2. Wood - 2:12
3. Water - 1:49
4. Fire - 1:48
5. Earth - 3:27


Oboe I-II
Bassoon I-II
B-flat Soprano Clarinet I-II
Horn in F I-II


None discovered thus far.

Program Notes

Dating back to over 5,000 years ago, the I Ching tells readers the stories of nature’s patterns through time. If we take a moment to observe the connections between Fire, Earth, Metal, Water, and Wood, we can begin to understand the importance of those Five Elements. Within the Five Elements theory, one thing is clear: these five fundamental materials shape the universal framework of our world. Even more importantly, the Five Elements are in a constant state of motion and counterbalance. Earth captures Water, which extinguishes Fire; Fire moulds and manipulates Metal, which cuts through Wood. Naturally, Wood plants roots in Earth, and the cycle continues. These cycles can take many shapes: Wood can feed Fire, while Fire prepares the Earth. Earth cultivates Metal, and Metal holds Water which nourishes Wood. At times, when one or more elements grows stronger than the other, the cycle is tripped and the balance is lost. What does one do to regain it?

On the face of this Earth, climate change and pollution has increased the frequency and intensity of extreme weather events such as wildfires and floods. As someone who is both concerned about climate change, and well versed in the Five Elements theory, I can feel the tension and instability between humans and nature. This deeply inspired me as a composer: by way of pitch sets, pentatonic scales, the circle of fifths, and juxtaposed rhythms, Five Elements tells the story of humanity’s continuous balancing act.

- Program note by composer

Five Elements (2021) by Yunfei Li was commissioned by Steven D. Davis and Anya Pogorelova, and premiered by the University of Missouri-Kansas City Conservatory Wind Symphony. This commission was made possible by grant funding from the UMKC Women’s Council and the support of 41 consortium members across North America.

- Program note from score


State Ratings

None discovered thus far.


To submit a performance please join The Wind Repertory Project

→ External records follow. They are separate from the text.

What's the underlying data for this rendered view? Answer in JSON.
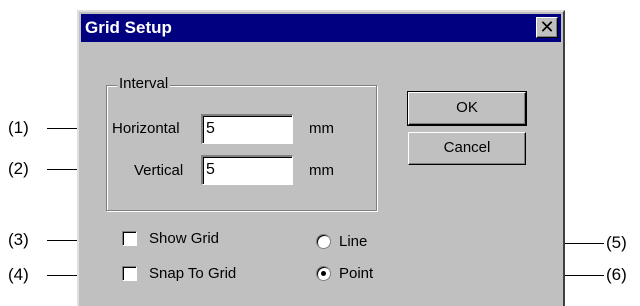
{
  "dialog": {
    "title": "Grid Setup",
    "close_glyph": "✕",
    "interval_group": {
      "label": "Interval",
      "horizontal": {
        "label": "Horizontal",
        "value": "5",
        "unit": "mm"
      },
      "vertical": {
        "label": "Vertical",
        "value": "5",
        "unit": "mm"
      }
    },
    "buttons": {
      "ok": "OK",
      "cancel": "Cancel"
    },
    "options": {
      "show_grid": {
        "label": "Show Grid",
        "checked": false
      },
      "snap_to_grid": {
        "label": "Snap To Grid",
        "checked": false
      },
      "line": {
        "label": "Line",
        "selected": false
      },
      "point": {
        "label": "Point",
        "selected": true
      }
    }
  },
  "callouts": [
    "(1)",
    "(2)",
    "(3)",
    "(4)",
    "(5)",
    "(6)"
  ],
  "colors": {
    "titlebar": "#000080",
    "face": "#c0c0c0"
  }
}
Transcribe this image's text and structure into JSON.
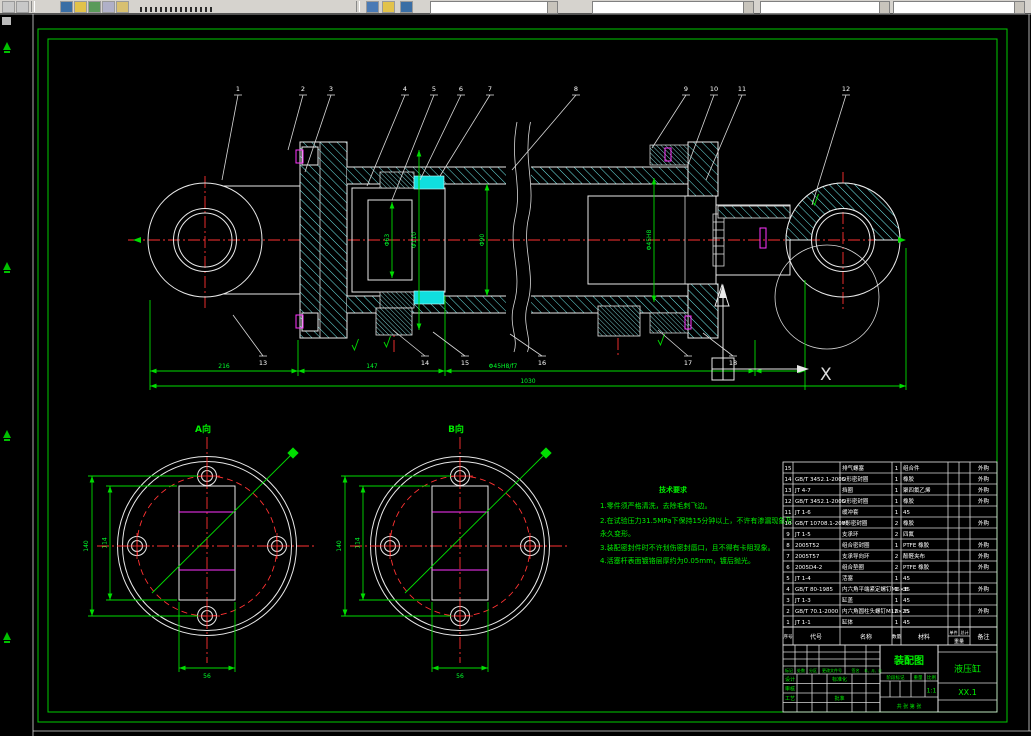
{
  "toolbar": {
    "icon_names": [
      "app-icon",
      "doc-icon",
      "annotate-icon",
      "layer-icon",
      "style-icon",
      "block-icon",
      "props-icon",
      "diamond-icon"
    ]
  },
  "drawing": {
    "views": {
      "a_label": "A向",
      "b_label": "B向"
    },
    "axis": {
      "x_label": "X"
    },
    "callouts_top": [
      "1",
      "2",
      "3",
      "4",
      "5",
      "6",
      "7",
      "8",
      "9",
      "10",
      "11",
      "12"
    ],
    "callouts_bottom": [
      "13",
      "14",
      "15",
      "16",
      "17",
      "18"
    ],
    "dims": {
      "chain": [
        "216",
        "147",
        "Φ45H8/f7"
      ],
      "overall": "1030",
      "body": [
        "Φ63",
        "Φ110",
        "Φ90",
        "Φ45H8"
      ],
      "flange": {
        "bolt_circle": "140",
        "rect_height": "114",
        "rect_width": "56"
      }
    },
    "tech": {
      "title": "技术要求",
      "lines": [
        "1.零件须严格清洗，去除毛刺飞边。",
        "2.在试验压力31.5MPa下保持15分钟以上，不许有渗漏现象及",
        "永久变形。",
        "3.装配密封件时不许划伤密封唇口，且不得有卡阻现象。",
        "4.活塞杆表面镀铬层厚约为0.05mm，镀后抛光。"
      ]
    },
    "bom": {
      "headers": {
        "seq": "序号",
        "code": "代号",
        "name": "名称",
        "qty": "数量",
        "material": "材料",
        "weight": "重量",
        "unit": "单件",
        "total": "总计",
        "remark": "备注"
      },
      "rows": [
        {
          "seq": "15",
          "code": "",
          "name": "排气螺塞",
          "qty": "1",
          "material": "组合件",
          "remark": "外购"
        },
        {
          "seq": "14",
          "code": "GB/T 3452.1-2005",
          "name": "O形密封圈",
          "qty": "1",
          "material": "橡胶",
          "remark": "外购"
        },
        {
          "seq": "13",
          "code": "JT 4-7",
          "name": "挡圈",
          "qty": "1",
          "material": "聚四氟乙烯",
          "remark": "外购"
        },
        {
          "seq": "12",
          "code": "GB/T 3452.1-2005",
          "name": "O形密封圈",
          "qty": "1",
          "material": "橡胶",
          "remark": "外购"
        },
        {
          "seq": "11",
          "code": "JT 1-6",
          "name": "缓冲套",
          "qty": "1",
          "material": "45",
          "remark": ""
        },
        {
          "seq": "10",
          "code": "GB/T 10708.1-2000",
          "name": "Y形密封圈",
          "qty": "2",
          "material": "橡胶",
          "remark": "外购"
        },
        {
          "seq": "9",
          "code": "JT 1-5",
          "name": "支承环",
          "qty": "2",
          "material": "四氟",
          "remark": ""
        },
        {
          "seq": "8",
          "code": "2005T52",
          "name": "组合密封圈",
          "qty": "1",
          "material": "PTFE 橡胶",
          "remark": "外购"
        },
        {
          "seq": "7",
          "code": "2005T57",
          "name": "支承导向环",
          "qty": "2",
          "material": "酚醛夹布",
          "remark": "外购"
        },
        {
          "seq": "6",
          "code": "2005D4-2",
          "name": "组合垫圈",
          "qty": "2",
          "material": "PTFE 橡胶",
          "remark": "外购"
        },
        {
          "seq": "5",
          "code": "JT 1-4",
          "name": "活塞",
          "qty": "1",
          "material": "45",
          "remark": ""
        },
        {
          "seq": "4",
          "code": "GB/T 80-1985",
          "name": "内六角平端紧定螺钉M6×8",
          "qty": "1",
          "material": "35",
          "remark": "外购"
        },
        {
          "seq": "3",
          "code": "JT 1-3",
          "name": "缸盖",
          "qty": "1",
          "material": "45",
          "remark": ""
        },
        {
          "seq": "2",
          "code": "GB/T 70.1-2000",
          "name": "内六角圆柱头螺钉M12×25",
          "qty": "8",
          "material": "35",
          "remark": "外购"
        },
        {
          "seq": "1",
          "code": "JT 1-1",
          "name": "缸体",
          "qty": "1",
          "material": "45",
          "remark": ""
        }
      ]
    },
    "title_block": {
      "drawing_name": "装配图",
      "product_name": "液压缸",
      "drawing_no": "XX.1",
      "scale_value": "1:1",
      "labels": {
        "mark": "标记",
        "count": "处数",
        "zone": "分区",
        "change_file": "更改文件号",
        "signature": "签名",
        "date": "年、月、日",
        "design": "设计",
        "standardize": "标准化",
        "audit": "审核",
        "process": "工艺",
        "approve": "批准",
        "stage": "阶段标记",
        "weight": "重量",
        "scale_label": "比例",
        "sheet": "共 张 第 张"
      }
    },
    "colors": {
      "frame": "#00cc00",
      "dimension": "#00ff2a",
      "centerline": "#ff3232",
      "hatch": "#6fe8e8",
      "outline": "#e9e9e9",
      "seal": "#ff35ff"
    }
  }
}
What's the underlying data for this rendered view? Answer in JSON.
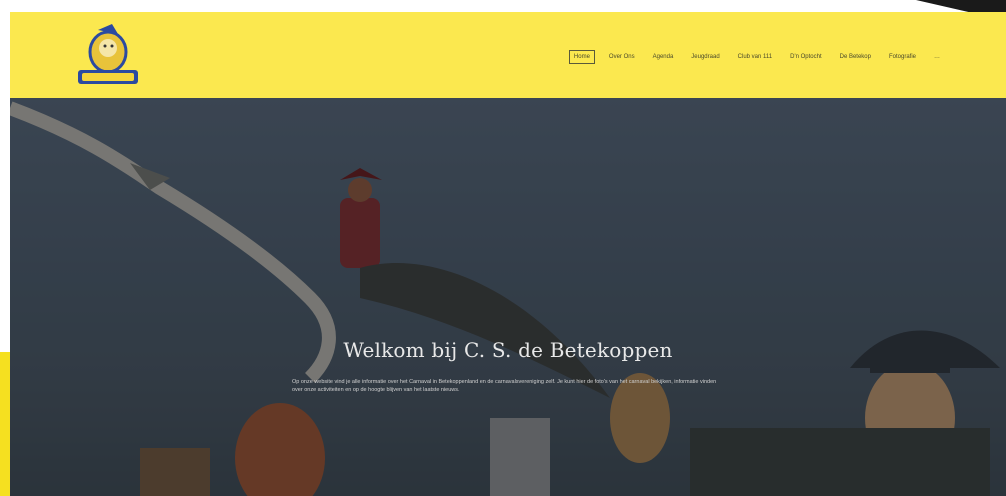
{
  "header": {
    "logo_alt": "C. S. de Betekoppen",
    "bg_color": "#fbe84f",
    "nav": [
      {
        "label": "Home",
        "active": true
      },
      {
        "label": "Over Ons",
        "active": false
      },
      {
        "label": "Agenda",
        "active": false
      },
      {
        "label": "Jeugdraad",
        "active": false
      },
      {
        "label": "Club van 111",
        "active": false
      },
      {
        "label": "D'n Optocht",
        "active": false
      },
      {
        "label": "De Betekop",
        "active": false
      },
      {
        "label": "Fotografie",
        "active": false
      },
      {
        "label": "…",
        "active": false
      }
    ]
  },
  "hero": {
    "title": "Welkom bij C. S. de Betekoppen",
    "text": "Op onze website vind je alle informatie over het Carnaval in Betekoppenland en de carnavalsvereniging zelf. Je kunt hier de foto's van het carnaval bekijken, informatie vinden over onze activiteiten en op de hoogte blijven van het laatste nieuws."
  }
}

  • Manhattan School of Music (New York) Wind Ensemble (George Manahan, conductor) - 10 November 2022
  • Chamber Winds of the University of Minnesota Wind Band Conducting Workshop (Minneapolis) (Elliott Stewart, conductor) - 15 July 2022
  • Western Winds at Western Michigan University (Kalamazoo) (Scott Boerma, conductor) - 14 February 2022
  • University of Michigan (JoAnn Wieszczyk, conductor) - 22 January 2022
  • Millikin University Wind Ensemble (Corey Seapy, conductor) - 19 November 2021
  • University of Missouri-Kansas City Conservatory Wind Symphony (Anya Pogorelova, conductor) - 21 October 2021 *Premiere Performance*

Works for Winds by This Composer